Refer affected patients to longitudinal mental health services and consider early screening for chronic disease associated with toxic stress.
Recognize witnessed police violence may compound exposure to community violence and refer students with symptoms of PTSD to individualized education programs to identify potential learning barriers and prevent school failure and its associated negative health outcomes. Emergency departments caring for victims of police violence should consider extending similar school supports.
Offer group visits to youth affected by caregiver incarceration to allow the therapeutic environment to rebuild fractured social networks. Introduction to medical legal partnership services during these visits may aid families in obtaining vital public benefits.
Teach trauma-informed care to residents serving patients affected by adverse police exposures or caregiver imprisonment.
As local governments explore community policing strategies, research is critical to minimize child health impacts.
Collaborate with local government, public health, and policing agencies to study associations between police exposure, youth stress, and geographic distributions of chronic disease. Attention to relationships between caregiver incarceration and child poverty may reveal additional mechanisms for adverse health outcomes.
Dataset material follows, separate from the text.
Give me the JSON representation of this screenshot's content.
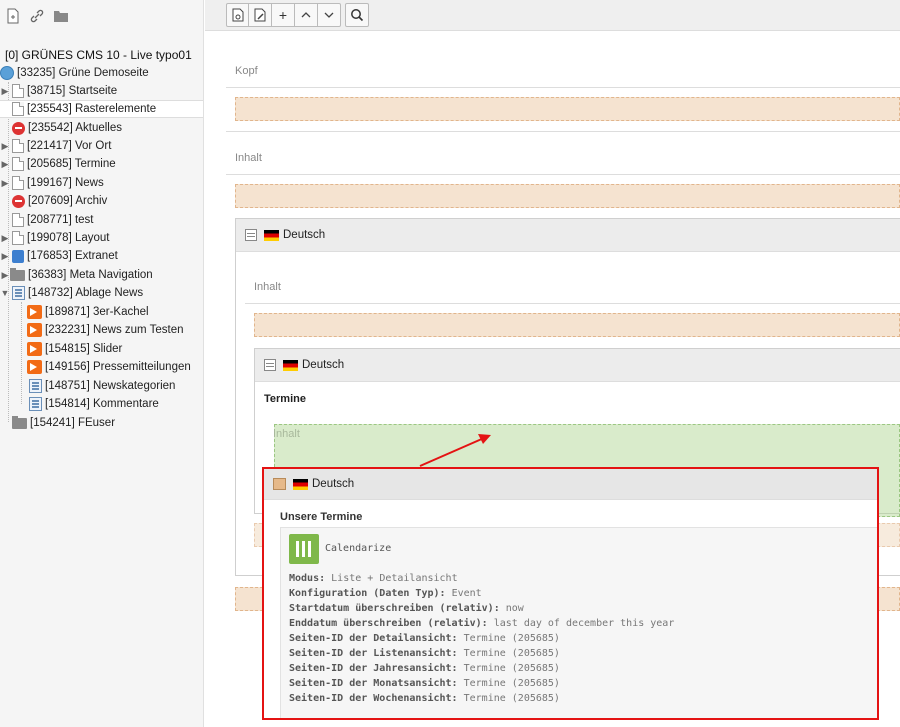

Identify associations between police exposure and adult health outcomes by prospectively observing youth in juvenile justice facilities. Such studies should measure protective factors such as employment pipeline programs that reduce recidivism.
Include police violence in national surveys capturing childhood exposures to violence.
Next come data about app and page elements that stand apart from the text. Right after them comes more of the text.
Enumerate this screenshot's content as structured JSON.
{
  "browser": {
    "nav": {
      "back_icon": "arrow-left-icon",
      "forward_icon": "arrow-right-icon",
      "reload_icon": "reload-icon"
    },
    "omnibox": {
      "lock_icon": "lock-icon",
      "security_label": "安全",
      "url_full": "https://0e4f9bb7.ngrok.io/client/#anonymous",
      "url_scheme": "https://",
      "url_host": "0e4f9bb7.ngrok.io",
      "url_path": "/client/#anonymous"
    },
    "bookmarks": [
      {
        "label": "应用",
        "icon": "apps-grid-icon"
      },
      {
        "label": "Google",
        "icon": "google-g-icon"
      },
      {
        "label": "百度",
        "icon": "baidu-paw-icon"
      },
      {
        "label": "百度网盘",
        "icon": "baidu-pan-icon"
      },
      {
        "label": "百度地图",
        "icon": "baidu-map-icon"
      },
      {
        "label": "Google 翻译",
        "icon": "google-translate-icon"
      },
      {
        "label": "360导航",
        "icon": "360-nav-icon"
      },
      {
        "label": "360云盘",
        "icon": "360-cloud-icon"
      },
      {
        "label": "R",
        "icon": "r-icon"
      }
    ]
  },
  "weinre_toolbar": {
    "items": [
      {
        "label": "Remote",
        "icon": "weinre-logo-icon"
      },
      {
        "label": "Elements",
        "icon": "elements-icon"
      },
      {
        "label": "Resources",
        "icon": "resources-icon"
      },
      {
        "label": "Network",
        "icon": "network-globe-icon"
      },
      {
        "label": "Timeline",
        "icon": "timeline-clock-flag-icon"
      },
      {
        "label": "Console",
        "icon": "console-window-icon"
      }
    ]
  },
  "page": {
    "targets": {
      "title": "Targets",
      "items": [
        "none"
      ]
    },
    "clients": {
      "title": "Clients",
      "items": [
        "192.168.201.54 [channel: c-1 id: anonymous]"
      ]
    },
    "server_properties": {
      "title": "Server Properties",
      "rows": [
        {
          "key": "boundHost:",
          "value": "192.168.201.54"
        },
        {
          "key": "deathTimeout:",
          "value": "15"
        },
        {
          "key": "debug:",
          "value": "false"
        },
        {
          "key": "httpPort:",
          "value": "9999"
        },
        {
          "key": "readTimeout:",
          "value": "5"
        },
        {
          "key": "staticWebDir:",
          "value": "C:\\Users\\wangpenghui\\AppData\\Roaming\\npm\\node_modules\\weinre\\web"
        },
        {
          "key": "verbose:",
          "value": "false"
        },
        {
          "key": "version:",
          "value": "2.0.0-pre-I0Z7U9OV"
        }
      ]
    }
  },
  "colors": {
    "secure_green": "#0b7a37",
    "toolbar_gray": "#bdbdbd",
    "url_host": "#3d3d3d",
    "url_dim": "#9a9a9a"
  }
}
Partnering with other leaders in child advocacy enables pediatricians to support legislative and community-based interventions that reduce the health impact of adverse police exposures.
Partner with school administrators to support student disciplinary policies that minimize punitive contact with police.
Join first responder training teams endeavoring to de-escalate police conflicts witnessed by youth.
Co-locate social services (eg, food pantries) within clinics or use Web-based referral systems to seamlessly connect patients with community resources and address the unmet social needs of families with incarcerated caregivers.
Support legislation that ensures youth access to public benefits regardless of their caregiver's correctional status.
Ultimately, issues of equity are issues of health. Pediatricians now have an opportunity to produce new screening guidelines, research agendas, and policy statements that structure how police exposure relates to disease prevention, health maintenance, and treatment strategies. Advancing pediatric knowledge, attitudes, and skills in this way affirms the pursuit of equity as foundational to pediatric practice.
We thank and recognize Dr Irene Mathieu for her assisting in the research of secondary sources and for her commitment to elevating the pediatrician’s role in addressing police violence.
- Accepted November 24, 2015.
- Address correspondence to Rhea W. Boyd, MD, Palo Alto Medical Foundation, Department of Pediatric Urgent Care, 795 El Camino Real, Palo Alto, CA 94301. E-mail:
FINANCIAL DISCLOSURE: The authors have indicated they have no financial relationships relevant to this article to disclose.
FUNDING: No external funding.
POTENTIAL CONFLICT OF INTEREST: The authors have indicated they have no potential conflicts of interest to disclose.
- ↵New York Civil Liberties Union. Stop and frisk data. Available at: www.nyclu.org/content/stop-and-frisk-data. Accessed June 23, 2015
- Carson EA
- Bonczar TP
- Boynton-Jarrett R,
- Ryan LM,
- Berkman LF,
- Wright RJ
- Lee RD,
- Fang X,
- Luo F
- Copyright © 2016 by the American Academy of Pediatrics